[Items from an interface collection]
*** Begin section ***

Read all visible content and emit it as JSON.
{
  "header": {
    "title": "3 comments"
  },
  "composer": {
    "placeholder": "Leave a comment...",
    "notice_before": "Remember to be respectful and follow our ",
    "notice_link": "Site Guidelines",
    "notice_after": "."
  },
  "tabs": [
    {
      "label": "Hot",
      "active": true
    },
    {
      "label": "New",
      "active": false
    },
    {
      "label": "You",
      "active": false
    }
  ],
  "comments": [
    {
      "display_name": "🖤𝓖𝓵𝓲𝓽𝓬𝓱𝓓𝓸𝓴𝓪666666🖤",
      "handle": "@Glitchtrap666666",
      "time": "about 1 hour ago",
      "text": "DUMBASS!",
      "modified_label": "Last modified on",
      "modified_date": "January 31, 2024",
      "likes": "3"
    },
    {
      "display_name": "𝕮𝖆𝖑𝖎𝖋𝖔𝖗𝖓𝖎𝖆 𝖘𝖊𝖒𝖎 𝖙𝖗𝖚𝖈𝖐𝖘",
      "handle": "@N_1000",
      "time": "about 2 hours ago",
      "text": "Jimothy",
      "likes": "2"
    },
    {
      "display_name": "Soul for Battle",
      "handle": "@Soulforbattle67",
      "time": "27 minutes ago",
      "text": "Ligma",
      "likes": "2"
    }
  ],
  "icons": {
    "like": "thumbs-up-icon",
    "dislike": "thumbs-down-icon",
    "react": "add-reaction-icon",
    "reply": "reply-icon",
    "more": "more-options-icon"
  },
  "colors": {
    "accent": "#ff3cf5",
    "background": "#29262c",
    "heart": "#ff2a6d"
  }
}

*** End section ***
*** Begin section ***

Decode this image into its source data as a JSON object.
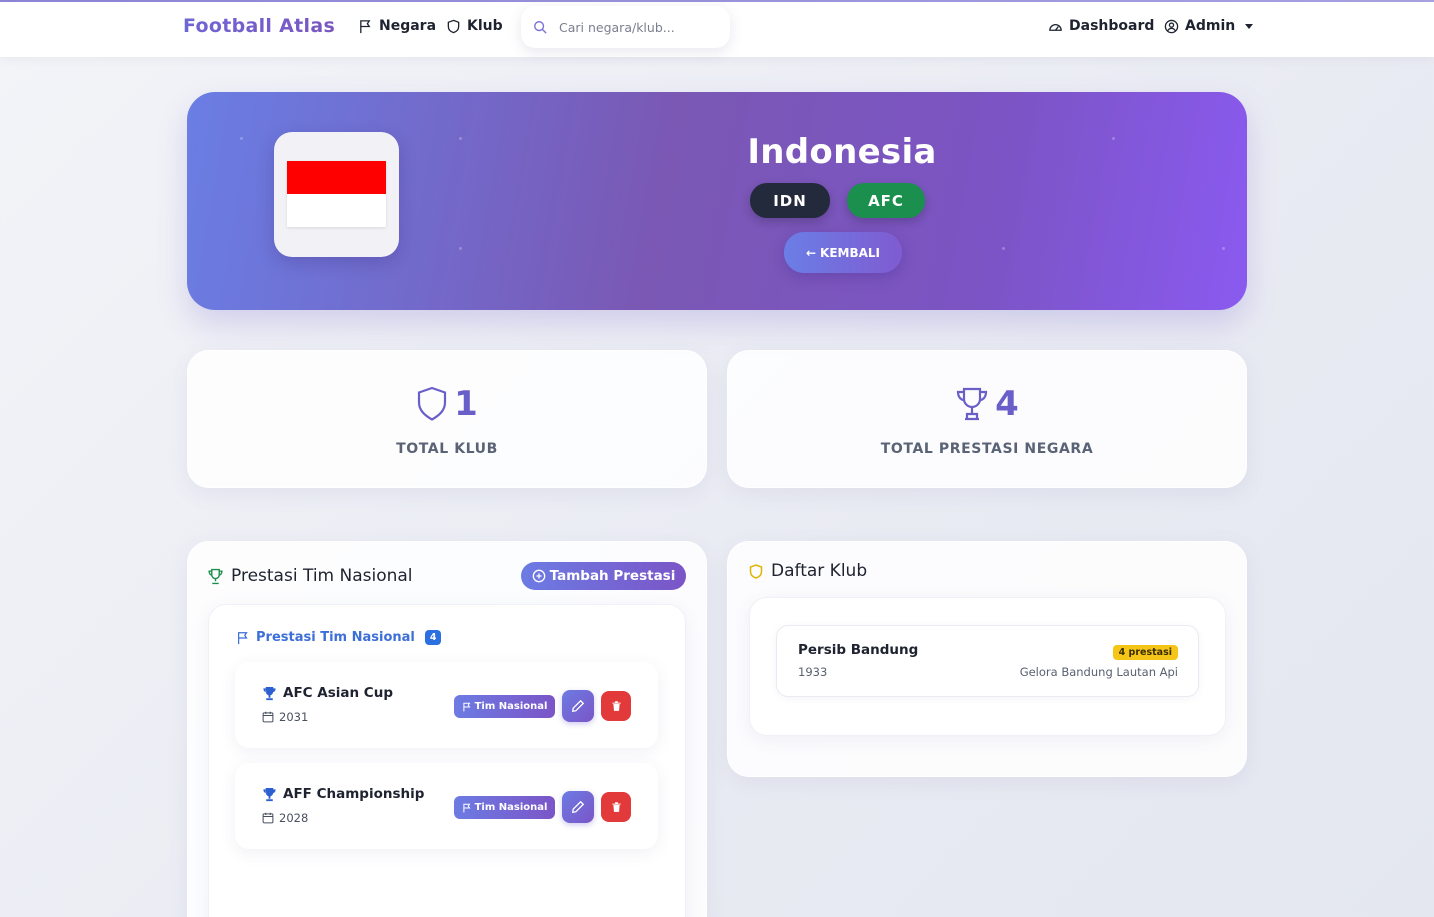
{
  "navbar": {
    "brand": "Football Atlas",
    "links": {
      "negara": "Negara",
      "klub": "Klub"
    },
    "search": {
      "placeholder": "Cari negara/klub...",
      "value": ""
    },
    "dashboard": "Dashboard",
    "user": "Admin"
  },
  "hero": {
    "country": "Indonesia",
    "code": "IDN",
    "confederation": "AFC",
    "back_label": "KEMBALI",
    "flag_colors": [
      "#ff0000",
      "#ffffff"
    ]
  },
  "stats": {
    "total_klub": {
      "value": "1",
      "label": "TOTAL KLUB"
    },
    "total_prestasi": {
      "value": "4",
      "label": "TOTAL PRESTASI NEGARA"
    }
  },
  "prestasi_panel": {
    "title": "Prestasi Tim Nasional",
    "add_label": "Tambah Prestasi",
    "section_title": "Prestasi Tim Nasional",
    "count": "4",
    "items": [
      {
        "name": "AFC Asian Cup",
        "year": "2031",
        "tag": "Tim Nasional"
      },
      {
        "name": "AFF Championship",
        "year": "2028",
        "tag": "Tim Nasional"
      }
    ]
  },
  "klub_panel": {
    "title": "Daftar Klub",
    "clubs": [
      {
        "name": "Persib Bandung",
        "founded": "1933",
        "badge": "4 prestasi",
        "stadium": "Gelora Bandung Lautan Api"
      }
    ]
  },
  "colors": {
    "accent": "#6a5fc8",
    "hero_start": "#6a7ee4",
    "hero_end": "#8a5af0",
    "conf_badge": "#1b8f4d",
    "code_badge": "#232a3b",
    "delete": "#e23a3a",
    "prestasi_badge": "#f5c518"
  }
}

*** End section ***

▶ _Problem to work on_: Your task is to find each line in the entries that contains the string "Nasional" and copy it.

▶ _Response area_:
    "title": "Prestasi Tim Nasional",
    "section_title": "Prestasi Tim Nasional",
        "tag": "Tim Nasional"
        "tag": "Tim Nasional"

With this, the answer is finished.